### Task brief
Going through the entries, how many lines include the string "Frame"? Answer only with the number.

### Data about app and page elements
==================================================
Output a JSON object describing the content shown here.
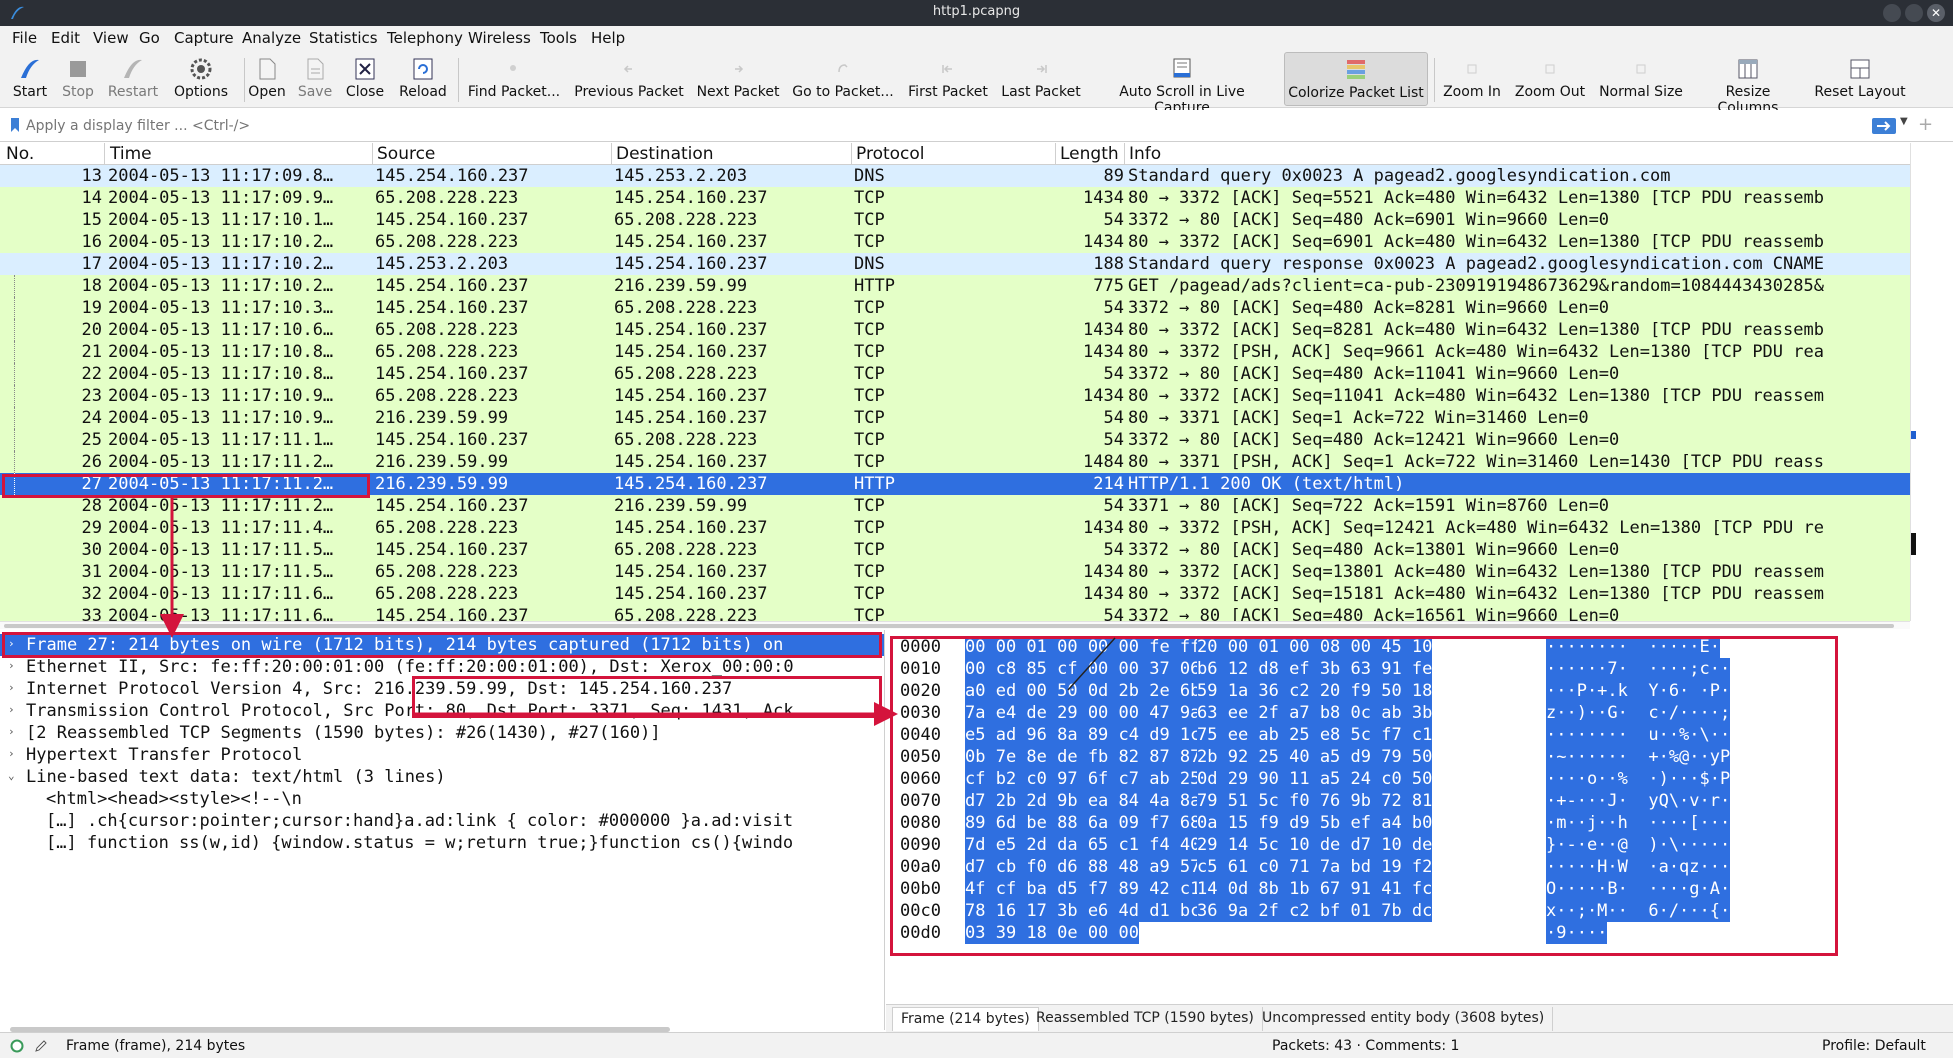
{
  "window": {
    "title": "http1.pcapng"
  },
  "menu": [
    "File",
    "Edit",
    "View",
    "Go",
    "Capture",
    "Analyze",
    "Statistics",
    "Telephony",
    "Wireless",
    "Tools",
    "Help"
  ],
  "toolbar": {
    "start": "Start",
    "stop": "Stop",
    "restart": "Restart",
    "options": "Options",
    "open": "Open",
    "save": "Save",
    "close": "Close",
    "reload": "Reload",
    "find_packet": "Find Packet...",
    "previous_packet": "Previous Packet",
    "next_packet": "Next Packet",
    "go_to_packet": "Go to Packet...",
    "first_packet": "First Packet",
    "last_packet": "Last Packet",
    "auto_scroll": "Auto Scroll in Live Capture",
    "colorize": "Colorize Packet List",
    "zoom_in": "Zoom In",
    "zoom_out": "Zoom Out",
    "normal_size": "Normal Size",
    "resize_columns": "Resize Columns",
    "reset_layout": "Reset Layout"
  },
  "filter": {
    "placeholder": "Apply a display filter ... <Ctrl-/>"
  },
  "packet_list": {
    "columns": [
      "No.",
      "Time",
      "Source",
      "Destination",
      "Protocol",
      "Length",
      "Info"
    ],
    "rows": [
      {
        "no": "13",
        "time": "2004-05-13 11:17:09.8…",
        "src": "145.254.160.237",
        "dst": "145.253.2.203",
        "proto": "DNS",
        "len": "89",
        "info": "Standard query 0x0023 A pagead2.googlesyndication.com",
        "kind": "dns"
      },
      {
        "no": "14",
        "time": "2004-05-13 11:17:09.9…",
        "src": "65.208.228.223",
        "dst": "145.254.160.237",
        "proto": "TCP",
        "len": "1434",
        "info": "80 → 3372 [ACK] Seq=5521 Ack=480 Win=6432 Len=1380 [TCP PDU reassemb",
        "kind": "tcp"
      },
      {
        "no": "15",
        "time": "2004-05-13 11:17:10.1…",
        "src": "145.254.160.237",
        "dst": "65.208.228.223",
        "proto": "TCP",
        "len": "54",
        "info": "3372 → 80 [ACK] Seq=480 Ack=6901 Win=9660 Len=0",
        "kind": "tcp"
      },
      {
        "no": "16",
        "time": "2004-05-13 11:17:10.2…",
        "src": "65.208.228.223",
        "dst": "145.254.160.237",
        "proto": "TCP",
        "len": "1434",
        "info": "80 → 3372 [ACK] Seq=6901 Ack=480 Win=6432 Len=1380 [TCP PDU reassemb",
        "kind": "tcp"
      },
      {
        "no": "17",
        "time": "2004-05-13 11:17:10.2…",
        "src": "145.253.2.203",
        "dst": "145.254.160.237",
        "proto": "DNS",
        "len": "188",
        "info": "Standard query response 0x0023 A pagead2.googlesyndication.com CNAME",
        "kind": "dns"
      },
      {
        "no": "18",
        "time": "2004-05-13 11:17:10.2…",
        "src": "145.254.160.237",
        "dst": "216.239.59.99",
        "proto": "HTTP",
        "len": "775",
        "info": "GET /pagead/ads?client=ca-pub-2309191948673629&random=1084443430285&",
        "kind": "http"
      },
      {
        "no": "19",
        "time": "2004-05-13 11:17:10.3…",
        "src": "145.254.160.237",
        "dst": "65.208.228.223",
        "proto": "TCP",
        "len": "54",
        "info": "3372 → 80 [ACK] Seq=480 Ack=8281 Win=9660 Len=0",
        "kind": "tcp"
      },
      {
        "no": "20",
        "time": "2004-05-13 11:17:10.6…",
        "src": "65.208.228.223",
        "dst": "145.254.160.237",
        "proto": "TCP",
        "len": "1434",
        "info": "80 → 3372 [ACK] Seq=8281 Ack=480 Win=6432 Len=1380 [TCP PDU reassemb",
        "kind": "tcp"
      },
      {
        "no": "21",
        "time": "2004-05-13 11:17:10.8…",
        "src": "65.208.228.223",
        "dst": "145.254.160.237",
        "proto": "TCP",
        "len": "1434",
        "info": "80 → 3372 [PSH, ACK] Seq=9661 Ack=480 Win=6432 Len=1380 [TCP PDU rea",
        "kind": "tcp"
      },
      {
        "no": "22",
        "time": "2004-05-13 11:17:10.8…",
        "src": "145.254.160.237",
        "dst": "65.208.228.223",
        "proto": "TCP",
        "len": "54",
        "info": "3372 → 80 [ACK] Seq=480 Ack=11041 Win=9660 Len=0",
        "kind": "tcp"
      },
      {
        "no": "23",
        "time": "2004-05-13 11:17:10.9…",
        "src": "65.208.228.223",
        "dst": "145.254.160.237",
        "proto": "TCP",
        "len": "1434",
        "info": "80 → 3372 [ACK] Seq=11041 Ack=480 Win=6432 Len=1380 [TCP PDU reassem",
        "kind": "tcp"
      },
      {
        "no": "24",
        "time": "2004-05-13 11:17:10.9…",
        "src": "216.239.59.99",
        "dst": "145.254.160.237",
        "proto": "TCP",
        "len": "54",
        "info": "80 → 3371 [ACK] Seq=1 Ack=722 Win=31460 Len=0",
        "kind": "tcp"
      },
      {
        "no": "25",
        "time": "2004-05-13 11:17:11.1…",
        "src": "145.254.160.237",
        "dst": "65.208.228.223",
        "proto": "TCP",
        "len": "54",
        "info": "3372 → 80 [ACK] Seq=480 Ack=12421 Win=9660 Len=0",
        "kind": "tcp"
      },
      {
        "no": "26",
        "time": "2004-05-13 11:17:11.2…",
        "src": "216.239.59.99",
        "dst": "145.254.160.237",
        "proto": "TCP",
        "len": "1484",
        "info": "80 → 3371 [PSH, ACK] Seq=1 Ack=722 Win=31460 Len=1430 [TCP PDU reass",
        "kind": "tcp"
      },
      {
        "no": "27",
        "time": "2004-05-13 11:17:11.2…",
        "src": "216.239.59.99",
        "dst": "145.254.160.237",
        "proto": "HTTP",
        "len": "214",
        "info": "HTTP/1.1 200 OK  (text/html)",
        "kind": "selected"
      },
      {
        "no": "28",
        "time": "2004-05-13 11:17:11.2…",
        "src": "145.254.160.237",
        "dst": "216.239.59.99",
        "proto": "TCP",
        "len": "54",
        "info": "3371 → 80 [ACK] Seq=722 Ack=1591 Win=8760 Len=0",
        "kind": "tcp"
      },
      {
        "no": "29",
        "time": "2004-05-13 11:17:11.4…",
        "src": "65.208.228.223",
        "dst": "145.254.160.237",
        "proto": "TCP",
        "len": "1434",
        "info": "80 → 3372 [PSH, ACK] Seq=12421 Ack=480 Win=6432 Len=1380 [TCP PDU re",
        "kind": "tcp"
      },
      {
        "no": "30",
        "time": "2004-05-13 11:17:11.5…",
        "src": "145.254.160.237",
        "dst": "65.208.228.223",
        "proto": "TCP",
        "len": "54",
        "info": "3372 → 80 [ACK] Seq=480 Ack=13801 Win=9660 Len=0",
        "kind": "tcp"
      },
      {
        "no": "31",
        "time": "2004-05-13 11:17:11.5…",
        "src": "65.208.228.223",
        "dst": "145.254.160.237",
        "proto": "TCP",
        "len": "1434",
        "info": "80 → 3372 [ACK] Seq=13801 Ack=480 Win=6432 Len=1380 [TCP PDU reassem",
        "kind": "tcp"
      },
      {
        "no": "32",
        "time": "2004-05-13 11:17:11.6…",
        "src": "65.208.228.223",
        "dst": "145.254.160.237",
        "proto": "TCP",
        "len": "1434",
        "info": "80 → 3372 [ACK] Seq=15181 Ack=480 Win=6432 Len=1380 [TCP PDU reassem",
        "kind": "tcp"
      },
      {
        "no": "33",
        "time": "2004-05-13 11:17:11.6…",
        "src": "145.254.160.237",
        "dst": "65.208.228.223",
        "proto": "TCP",
        "len": "54",
        "info": "3372 → 80 [ACK] Seq=480 Ack=16561 Win=9660 Len=0",
        "kind": "tcp"
      }
    ]
  },
  "details": [
    {
      "text": "Frame 27: 214 bytes on wire (1712 bits), 214 bytes captured (1712 bits) on",
      "arrow": "›",
      "selected": true
    },
    {
      "text": "Ethernet II, Src: fe:ff:20:00:01:00 (fe:ff:20:00:01:00), Dst: Xerox_00:00:0",
      "arrow": "›"
    },
    {
      "text": "Internet Protocol Version 4, Src: 216.239.59.99, Dst: 145.254.160.237",
      "arrow": "›"
    },
    {
      "text": "Transmission Control Protocol, Src Port: 80, Dst Port: 3371, Seq: 1431, Ack",
      "arrow": "›"
    },
    {
      "text": "[2 Reassembled TCP Segments (1590 bytes): #26(1430), #27(160)]",
      "arrow": "›"
    },
    {
      "text": "Hypertext Transfer Protocol",
      "arrow": "›"
    },
    {
      "text": "Line-based text data: text/html (3 lines)",
      "arrow": "⌄"
    },
    {
      "text": "<html><head><style><!--\\n",
      "child": true
    },
    {
      "text": "[…] .ch{cursor:pointer;cursor:hand}a.ad:link { color: #000000 }a.ad:visit",
      "child": true
    },
    {
      "text": "[…] function ss(w,id) {window.status = w;return true;}function cs(){windo",
      "child": true
    }
  ],
  "bytes": [
    {
      "off": "0000",
      "h1": "00 00 01 00 00 00 fe ff",
      "h2": "20 00 01 00 08 00 45 10",
      "asc": "········  ·····E·"
    },
    {
      "off": "0010",
      "h1": "00 c8 85 cf 00 00 37 06",
      "h2": "b6 12 d8 ef 3b 63 91 fe",
      "asc": "······7·  ····;c··"
    },
    {
      "off": "0020",
      "h1": "a0 ed 00 50 0d 2b 2e 6b",
      "h2": "59 1a 36 c2 20 f9 50 18",
      "asc": "···P·+.k  Y·6· ·P·"
    },
    {
      "off": "0030",
      "h1": "7a e4 de 29 00 00 47 9a",
      "h2": "63 ee 2f a7 b8 0c ab 3b",
      "asc": "z··)··G·  c·/····;"
    },
    {
      "off": "0040",
      "h1": "e5 ad 96 8a 89 c4 d9 1c",
      "h2": "75 ee ab 25 e8 5c f7 c1",
      "asc": "········  u··%·\\··"
    },
    {
      "off": "0050",
      "h1": "0b 7e 8e de fb 82 87 87",
      "h2": "2b 92 25 40 a5 d9 79 50",
      "asc": "·~······  +·%@··yP"
    },
    {
      "off": "0060",
      "h1": "cf b2 c0 97 6f c7 ab 25",
      "h2": "0d 29 90 11 a5 24 c0 50",
      "asc": "····o··%  ·)···$·P"
    },
    {
      "off": "0070",
      "h1": "d7 2b 2d 9b ea 84 4a 8a",
      "h2": "79 51 5c f0 76 9b 72 81",
      "asc": "·+-···J·  yQ\\·v·r·"
    },
    {
      "off": "0080",
      "h1": "89 6d be 88 6a 09 f7 68",
      "h2": "0a 15 f9 d9 5b ef a4 b0",
      "asc": "·m··j··h  ····[···"
    },
    {
      "off": "0090",
      "h1": "7d e5 2d da 65 c1 f4 40",
      "h2": "29 14 5c 10 de d7 10 de",
      "asc": "}·-·e··@  )·\\·····"
    },
    {
      "off": "00a0",
      "h1": "d7 cb f0 d6 88 48 a9 57",
      "h2": "c5 61 c0 71 7a bd 19 f2",
      "asc": "·····H·W  ·a·qz···"
    },
    {
      "off": "00b0",
      "h1": "4f cf ba d5 f7 89 42 c1",
      "h2": "14 0d 8b 1b 67 91 41 fc",
      "asc": "O·····B·  ····g·A·"
    },
    {
      "off": "00c0",
      "h1": "78 16 17 3b e6 4d d1 bc",
      "h2": "36 9a 2f c2 bf 01 7b dc",
      "asc": "x··;·M··  6·/···{·"
    },
    {
      "off": "00d0",
      "h1": "03 39 18 0e 00 00",
      "h2": "",
      "asc": "·9····"
    }
  ],
  "byte_tabs": [
    "Frame (214 bytes)",
    "Reassembled TCP (1590 bytes)",
    "Uncompressed entity body (3608 bytes)"
  ],
  "status": {
    "left": "Frame (frame), 214 bytes",
    "middle": "Packets: 43 · Comments: 1",
    "right": "Profile: Default"
  },
  "colors": {
    "tcp_row": "#e4ffc7",
    "http_row": "#e4ffc7",
    "dns_row": "#daeeff",
    "selected_row": "#2f6fe0",
    "annotation": "#d4143c"
  }
}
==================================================
### Solution for this problem
3